Russia’s move comes after Turkey’s president voiced “sadness” over the incident, saying he wished it hadn’t happened.
Turkish President Recep Tayyip Erdogan has said he is “sorry” for the downing of a Russian military jet near the country’s border with Syria last year, and that there was no deliberate intention in carrying out the attack, a Kremlin spokesman said.
Dmitry Peskov told reporters on Monday that Russian President Vladimir Putin received a message from Erdogan expressing his “sympathy and deep condolences” to the family of the killed pilot, and “asked to be forgiven”.
Erdogan also reportedly promised that he would do “everything possible” to restore relations with Russia.
The Kremlin then released a statement citing Erdogan as saying Ankara “never had the desire and the intention” to down the Russian jet.
Ibrahim Kalin, Erdogan’s spokesperson, confirmed that the Turkish leader sent the letter saying he was “sorry” for the incident and offering condolences to the family of the pilot.
“I want to express once again that I share the grief of the Russian pilot’s family and send my condolences. Sorry about this,” Erdogan stated in the letter, according to Kalin.
Turkey had not previously apologised for the November 2015 incident, which killed one Russian pilot and triggered a diplomatic row between Ankara and Moscow.
Al Jazeera’s Rory Challands, reporting from Moscow, said it was clear that there were “geopolitical calculations” involved in Erdogan’s decision.

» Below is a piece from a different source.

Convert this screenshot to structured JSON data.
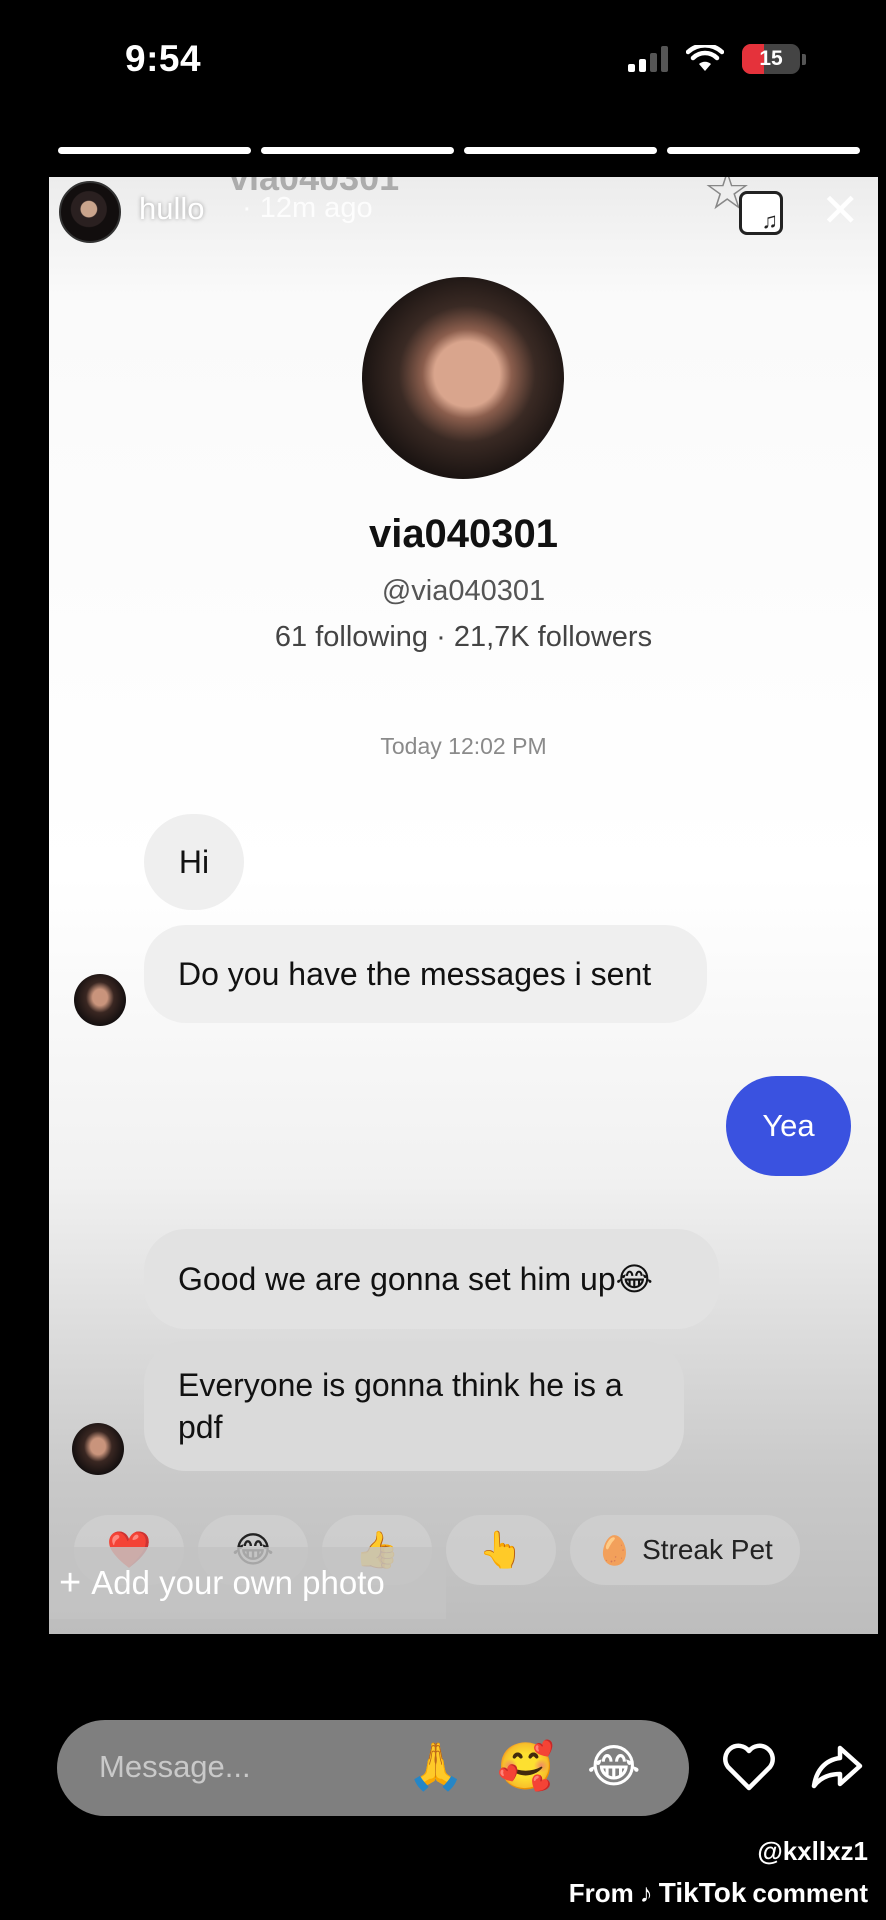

Challands said it was likely that Erdogan thought “that the benefits of normalising relations with Russia, outweighs the humiliation of saying sorry”.
Russia has been carrying out operations against rebels in Syria in support of its ally President Bashar al-Assad.
Turkey had insisted that the Sukhoi SU-24 jet was shot down for alleged airspace violation. Reports said that the plane then crashed in Syrian territory near Latakia.
The Russians responded to the incident by halting package tours to Turkey and banning most agricultural imports from Turkey.
On Monday, the Russian television RT reported that Turkey has also reopened a probe into the suspected “killer” of the Russian pilot.
In Turkey, Prime Minister Binali Yildirim said on national television on Monday that the government will soon announce that progress has been achieved in its rapprochement with Russia.
“There are excellent results, we will share information about them in the near future,” Yildirim said.